Buoyed by the success of its first year in Indonesia, Hertz Flavors is keen to keep growing. For the time being, it intends to focus on domestic sales. “Our main priority is currently the Indonesian market,” says Baturusa. “Indonesia is one of the largest and most vital and innovative tobacco markets worldwide, and we strive to fulfill the necessities and desires of Indonesian customers and cigarette producers.
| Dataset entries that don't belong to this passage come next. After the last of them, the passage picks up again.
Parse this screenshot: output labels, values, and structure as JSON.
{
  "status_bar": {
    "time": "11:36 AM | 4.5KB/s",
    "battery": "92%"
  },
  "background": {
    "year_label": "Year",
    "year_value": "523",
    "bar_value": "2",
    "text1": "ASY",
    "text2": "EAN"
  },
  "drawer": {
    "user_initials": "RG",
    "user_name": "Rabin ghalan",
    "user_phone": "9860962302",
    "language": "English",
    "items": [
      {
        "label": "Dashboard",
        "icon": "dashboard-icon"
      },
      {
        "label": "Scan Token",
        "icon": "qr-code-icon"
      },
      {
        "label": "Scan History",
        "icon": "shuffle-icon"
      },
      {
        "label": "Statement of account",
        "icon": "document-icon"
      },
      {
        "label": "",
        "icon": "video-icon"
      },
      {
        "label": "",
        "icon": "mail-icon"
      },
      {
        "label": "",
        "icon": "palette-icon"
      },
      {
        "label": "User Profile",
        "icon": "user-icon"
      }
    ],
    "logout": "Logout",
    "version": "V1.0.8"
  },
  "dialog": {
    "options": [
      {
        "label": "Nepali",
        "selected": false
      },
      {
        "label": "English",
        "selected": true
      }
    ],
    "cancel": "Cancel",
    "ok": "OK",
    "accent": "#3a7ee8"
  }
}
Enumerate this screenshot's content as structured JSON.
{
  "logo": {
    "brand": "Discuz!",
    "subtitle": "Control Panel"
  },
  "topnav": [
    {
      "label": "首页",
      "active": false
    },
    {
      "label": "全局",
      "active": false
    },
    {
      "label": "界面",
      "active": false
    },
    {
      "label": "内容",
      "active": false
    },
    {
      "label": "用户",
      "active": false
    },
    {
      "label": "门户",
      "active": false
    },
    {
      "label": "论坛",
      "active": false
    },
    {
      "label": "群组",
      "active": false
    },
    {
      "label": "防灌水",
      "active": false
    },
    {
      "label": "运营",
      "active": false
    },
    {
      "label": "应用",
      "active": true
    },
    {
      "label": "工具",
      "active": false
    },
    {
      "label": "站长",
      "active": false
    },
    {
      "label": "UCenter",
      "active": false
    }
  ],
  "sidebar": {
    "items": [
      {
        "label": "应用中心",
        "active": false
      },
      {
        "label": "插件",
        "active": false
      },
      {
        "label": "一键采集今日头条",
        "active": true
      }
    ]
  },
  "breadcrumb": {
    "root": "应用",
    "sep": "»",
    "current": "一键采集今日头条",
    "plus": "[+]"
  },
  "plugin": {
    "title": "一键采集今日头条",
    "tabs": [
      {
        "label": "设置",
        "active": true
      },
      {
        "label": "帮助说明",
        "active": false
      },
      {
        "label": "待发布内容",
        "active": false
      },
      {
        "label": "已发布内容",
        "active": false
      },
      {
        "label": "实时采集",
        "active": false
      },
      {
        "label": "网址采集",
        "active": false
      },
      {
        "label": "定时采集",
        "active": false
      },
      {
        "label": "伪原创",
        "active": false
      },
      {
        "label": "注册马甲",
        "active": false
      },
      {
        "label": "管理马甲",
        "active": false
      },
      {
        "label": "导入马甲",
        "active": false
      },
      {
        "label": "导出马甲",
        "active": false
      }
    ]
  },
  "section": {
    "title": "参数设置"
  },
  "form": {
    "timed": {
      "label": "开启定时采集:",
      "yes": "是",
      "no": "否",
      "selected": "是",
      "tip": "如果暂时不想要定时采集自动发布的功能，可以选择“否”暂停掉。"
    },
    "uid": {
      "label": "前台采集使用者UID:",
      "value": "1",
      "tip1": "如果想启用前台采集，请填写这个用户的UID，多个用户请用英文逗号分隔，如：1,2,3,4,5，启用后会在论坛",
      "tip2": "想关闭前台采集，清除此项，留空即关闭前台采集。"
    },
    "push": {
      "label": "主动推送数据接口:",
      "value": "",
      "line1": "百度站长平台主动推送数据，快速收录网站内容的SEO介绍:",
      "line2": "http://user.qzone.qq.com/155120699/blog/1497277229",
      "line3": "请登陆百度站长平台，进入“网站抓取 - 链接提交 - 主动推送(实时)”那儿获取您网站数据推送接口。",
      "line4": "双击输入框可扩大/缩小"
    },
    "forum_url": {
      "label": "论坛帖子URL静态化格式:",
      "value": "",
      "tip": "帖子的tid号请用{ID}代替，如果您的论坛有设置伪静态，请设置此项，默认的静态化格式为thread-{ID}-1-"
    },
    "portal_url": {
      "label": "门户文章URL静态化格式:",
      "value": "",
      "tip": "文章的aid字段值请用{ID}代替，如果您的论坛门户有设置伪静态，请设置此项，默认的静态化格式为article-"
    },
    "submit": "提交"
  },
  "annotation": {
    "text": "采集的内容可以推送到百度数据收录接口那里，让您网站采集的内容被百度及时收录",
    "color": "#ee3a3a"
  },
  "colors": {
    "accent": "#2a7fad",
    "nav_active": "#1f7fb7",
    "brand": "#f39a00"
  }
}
Our commitment is to produce excellent flavors for tobacco and adjacent products and items that comply with the Indonesian market’s exceptional tastes and requirements, resulting in our expanding achievements in this important market.”
The greatest challenge, according to Baturusa, will be to maintain and improve product quality while ensuring a supply of high-quality raw materials. “Maintaining consumer trust and meeting industry standards depends heavily on product quality,” he says. “In addition, managing raw material resources for tobacco and flavoring ingredients is a significant challenge. In particular, raw material availability and pricing are critical. Manufacturers must uphold stringent quality controls throughout their supply chains while devising innovative solutions to overcome these hurdles.”
Dedication will be the key. Continued success, says Baturusa, will require leading innovation, staying ahead of trends and attracting the best people. It also involves looking beyond immediate corporate considerations, as Hertz is adamant that its growth will not come at the expense of the environment. “We feel responsible for the sparing use of resources on our planet and for preserving an intact environment—for present and future generations,” says Baturusa. “Our company takes a long-term view in all its activities to ensure the sustainability of our business. We believe in long-lasting partnerships, superior quality and first-class customer service.”